eDNAbiomonitoring evolved rapidly in recent years, and is expected to be more and more adopted by authorities for examining ecosystem health. There is an urgent need to better connect research and practice. In this project, we developed dedicated and optimized protocols for the large-scale eDNA biomonitoring of coastal environments that will be useful to popularize the approach, and its use in informed decision-making process regarding coastal management. From these data, we characterized coastal biodiversity changes in sediments and the water column in response to anthropogenic pressures and seasons. We also obtained complementary information on communities living on hard substrate, which exhibits different response patterns, and used these data to assess the risks associated with alien species.

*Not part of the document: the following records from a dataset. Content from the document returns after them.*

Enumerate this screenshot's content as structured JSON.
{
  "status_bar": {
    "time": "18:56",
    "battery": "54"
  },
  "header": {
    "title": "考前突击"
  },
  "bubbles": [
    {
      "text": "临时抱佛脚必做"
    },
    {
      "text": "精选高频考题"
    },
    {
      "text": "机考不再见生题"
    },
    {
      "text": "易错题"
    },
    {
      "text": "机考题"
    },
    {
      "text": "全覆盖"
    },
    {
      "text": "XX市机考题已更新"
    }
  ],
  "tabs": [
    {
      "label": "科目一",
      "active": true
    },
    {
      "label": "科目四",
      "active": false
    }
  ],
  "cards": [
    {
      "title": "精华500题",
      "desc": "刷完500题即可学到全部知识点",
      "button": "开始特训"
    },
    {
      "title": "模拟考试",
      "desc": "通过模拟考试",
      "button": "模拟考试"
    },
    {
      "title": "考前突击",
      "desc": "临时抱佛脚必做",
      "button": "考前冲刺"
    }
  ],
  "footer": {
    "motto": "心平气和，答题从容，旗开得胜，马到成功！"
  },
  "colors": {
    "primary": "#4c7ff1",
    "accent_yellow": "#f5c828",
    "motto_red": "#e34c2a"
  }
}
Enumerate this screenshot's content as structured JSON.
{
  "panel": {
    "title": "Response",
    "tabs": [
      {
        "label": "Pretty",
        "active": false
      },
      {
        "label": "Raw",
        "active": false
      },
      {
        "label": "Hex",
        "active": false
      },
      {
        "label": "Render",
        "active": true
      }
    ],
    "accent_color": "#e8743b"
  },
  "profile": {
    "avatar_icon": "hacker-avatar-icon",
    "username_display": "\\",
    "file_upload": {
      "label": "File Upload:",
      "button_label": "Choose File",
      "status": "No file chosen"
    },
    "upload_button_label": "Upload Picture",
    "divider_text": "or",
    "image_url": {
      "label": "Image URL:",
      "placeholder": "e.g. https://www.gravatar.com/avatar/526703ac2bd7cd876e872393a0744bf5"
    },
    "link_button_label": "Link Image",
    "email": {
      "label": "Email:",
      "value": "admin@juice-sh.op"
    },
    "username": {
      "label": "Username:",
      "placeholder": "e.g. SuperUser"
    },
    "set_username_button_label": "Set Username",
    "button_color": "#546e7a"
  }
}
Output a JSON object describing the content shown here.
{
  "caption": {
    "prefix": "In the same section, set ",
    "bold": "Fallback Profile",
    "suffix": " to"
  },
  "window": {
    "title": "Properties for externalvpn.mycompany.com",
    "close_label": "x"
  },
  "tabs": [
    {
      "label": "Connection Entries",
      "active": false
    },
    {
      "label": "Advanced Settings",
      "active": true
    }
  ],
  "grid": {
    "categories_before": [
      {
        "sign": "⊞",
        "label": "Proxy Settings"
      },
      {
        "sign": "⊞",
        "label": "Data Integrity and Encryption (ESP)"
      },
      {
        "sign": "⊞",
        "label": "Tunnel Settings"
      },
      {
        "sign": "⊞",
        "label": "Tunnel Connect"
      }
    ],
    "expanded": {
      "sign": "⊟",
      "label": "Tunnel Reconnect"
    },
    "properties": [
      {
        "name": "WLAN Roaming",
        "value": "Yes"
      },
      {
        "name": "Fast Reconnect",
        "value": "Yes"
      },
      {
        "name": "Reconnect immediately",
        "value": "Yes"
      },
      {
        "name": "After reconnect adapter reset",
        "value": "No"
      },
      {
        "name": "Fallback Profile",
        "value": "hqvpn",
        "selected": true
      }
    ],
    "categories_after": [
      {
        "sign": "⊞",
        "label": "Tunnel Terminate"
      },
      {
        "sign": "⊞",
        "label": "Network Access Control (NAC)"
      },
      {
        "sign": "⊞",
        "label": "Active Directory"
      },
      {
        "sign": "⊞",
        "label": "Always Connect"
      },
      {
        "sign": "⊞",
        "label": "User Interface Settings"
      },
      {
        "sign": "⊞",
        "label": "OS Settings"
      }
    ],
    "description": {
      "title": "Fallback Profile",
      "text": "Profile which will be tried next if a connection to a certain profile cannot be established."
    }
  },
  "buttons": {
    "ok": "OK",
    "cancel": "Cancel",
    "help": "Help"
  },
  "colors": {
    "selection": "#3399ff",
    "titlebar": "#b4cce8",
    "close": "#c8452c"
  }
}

Finally, this project proposes to go a step forward in the use of eDNA biomonitoring by developing ecological risks assessment models based on these methods. Studying a single stressor on a small number of taxa is now out-dated, and more integrative approaches are required to understand the responses of biological communities to the different pressures they are facing. Protection of coastal environments is at the heart of societal concerns due to their socio-economic importance and strong cultural identity. Models developed provide a proof-of-concept for the integration of eDNA biodiversity data into ecological risk assessment models at a scale relevant for managers. These templates will be made available for public institutions, decision-makers and managers, wishing to develop integrative management models striking the balance between socio-economic interests and the maintenance of biodiversity and ecosystem health.